The guest artist was Daniel Boye, whose crisp, sonorous baritone brought just the right melding of soaring bravado and ponderous, ironic melancholy to the proceedings – an operatic panache that was spicy, but not overly aggressive. Similarly, the orchestra put forth a fully unified understanding of the work’s loopy drama and plucky mischief, from the mournful failed romance played out in the second movement, the comedic majesty of newfound love in the third (Kije’s Wedding), through the familiar, frolicking music of the brisk sleigh ride (Troika) in the fourth, and bittersweet funereal mood of the finale. The work ended as it began, with a somber, haunting off-stage solo trumpet fanfare that, again ironically, flavored the work with a sense of ethereal pomp.

What would a CSO concert be without Maestro Gerhardt Zimmermann positing a humorous observation or two with the audience? True to form, before the final work – Tchaikovsky’s Symphony No. 1 (“Winter Dreams”) – Zimmermann held up the hefty score and proposed that the composer must have at one time visited Northeast Ohio. Tchaikovsky’s notes for the second movement characterize it as “gloomy land, misty land.” This elicited hearty laughs from the audience all too acquainted with the miserable vagaries of Ohio winters.

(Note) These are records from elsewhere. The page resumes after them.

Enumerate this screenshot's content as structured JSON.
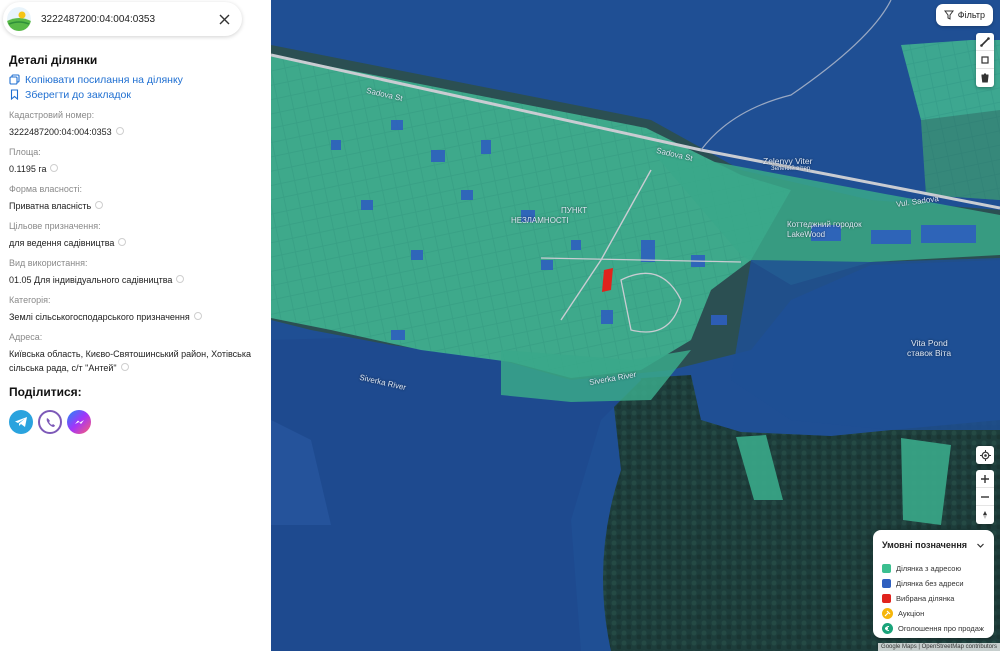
{
  "search": {
    "value": "3222487200:04:004:0353"
  },
  "details": {
    "title": "Деталі ділянки",
    "copy_link": "Копіювати посилання на ділянку",
    "bookmark": "Зберегти до закладок",
    "fields": [
      {
        "label": "Кадастровий номер:",
        "value": "3222487200:04:004:0353"
      },
      {
        "label": "Площа:",
        "value": "0.1195 га"
      },
      {
        "label": "Форма власності:",
        "value": "Приватна власність"
      },
      {
        "label": "Цільове призначення:",
        "value": "для ведення садівництва"
      },
      {
        "label": "Вид використання:",
        "value": "01.05 Для індивідуального садівництва"
      },
      {
        "label": "Категорія:",
        "value": "Землі сільськогосподарського призначення"
      },
      {
        "label": "Адреса:",
        "value": "Київська область, Києво-Святошинський район, Хотівська сільська рада, с/т \"Антей\""
      }
    ],
    "share_title": "Поділитися:"
  },
  "share_icons": [
    "telegram-icon",
    "viber-icon",
    "messenger-icon"
  ],
  "map": {
    "filter_label": "Фільтр",
    "labels": {
      "sadova_st_left": "Sadova St",
      "sadova_st_mid": "Sadova St",
      "vul_sadova": "Vul. Sadova",
      "zelenyy_viter": "Zelenyy Viter",
      "zelenyy_sub": "Зелений вітер",
      "lakewood": "Коттеджний городок LakeWood",
      "punkt": "ПУНКТ",
      "nezlamnosti": "НЕЗЛАМНОСТІ",
      "vita_pond": "Vita Pond",
      "vita_pond_uk": "ставок Віта",
      "siverka_left": "Siverka River",
      "siverka_mid": "Siverka River"
    },
    "attribution": "Google Maps | OpenStreetMap contributors"
  },
  "legend": {
    "title": "Умовні позначення",
    "items": [
      {
        "label": "Ділянка з адресою",
        "color": "#3bbf8f"
      },
      {
        "label": "Ділянка без адреси",
        "color": "#2e5fbf"
      },
      {
        "label": "Вибрана ділянка",
        "color": "#e0231d"
      },
      {
        "label": "Аукціон",
        "icon": "auction-icon",
        "color": "#f5b60b"
      },
      {
        "label": "Оголошення про продаж",
        "icon": "sale-icon",
        "color": "#1aa37a"
      }
    ]
  },
  "colors": {
    "accent": "#1f6fd1",
    "parcel_green": "#3bbf8f",
    "parcel_blue": "#2e5fbf",
    "selected": "#e0231d",
    "water": "#1d4f95"
  }
}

What followed, not surprisingly, was a full-blown marvel of orchestral precision under Zimmermann’s fluid baton, drawing out all the mesmerizing textures, moods, and explosive passion that makes Tchaikovsky so…Tchaikovsky. That would include the particularly authoritative resonance of the brass section and its dynamic interplay with the sweetly piercing warmth of the wind instruments. That warmth would in turn blossom into relentlessly increasing heat during the final movement. To call the finale “a lengthy coda” (as did Kenneth C. Viant in his very thorough program notes) is something of an understatement. This fourth movement is a phenomenon in itself, wherein cumulative orchestral crescendos are paraded like so many repeated aural exclamation points. Here, the orchestra rose to the occasion with unflagging energy throughout.

Considering how Tchaikovsky’s nerve-shattering struggle to complete his first symphony nearly drove him to clinical insanity, it’s not unreasonable to imagine how he might have wanted this triumphal climax to last something close to forever, propelling him into Allegro vivo Nirvana, so to speak. In any event, judging from the thunderous applause, this masterful and exuberant performance sufficiently warmed the hearts of the audience as they trudged into the cold Canton night.

Tom Wachunas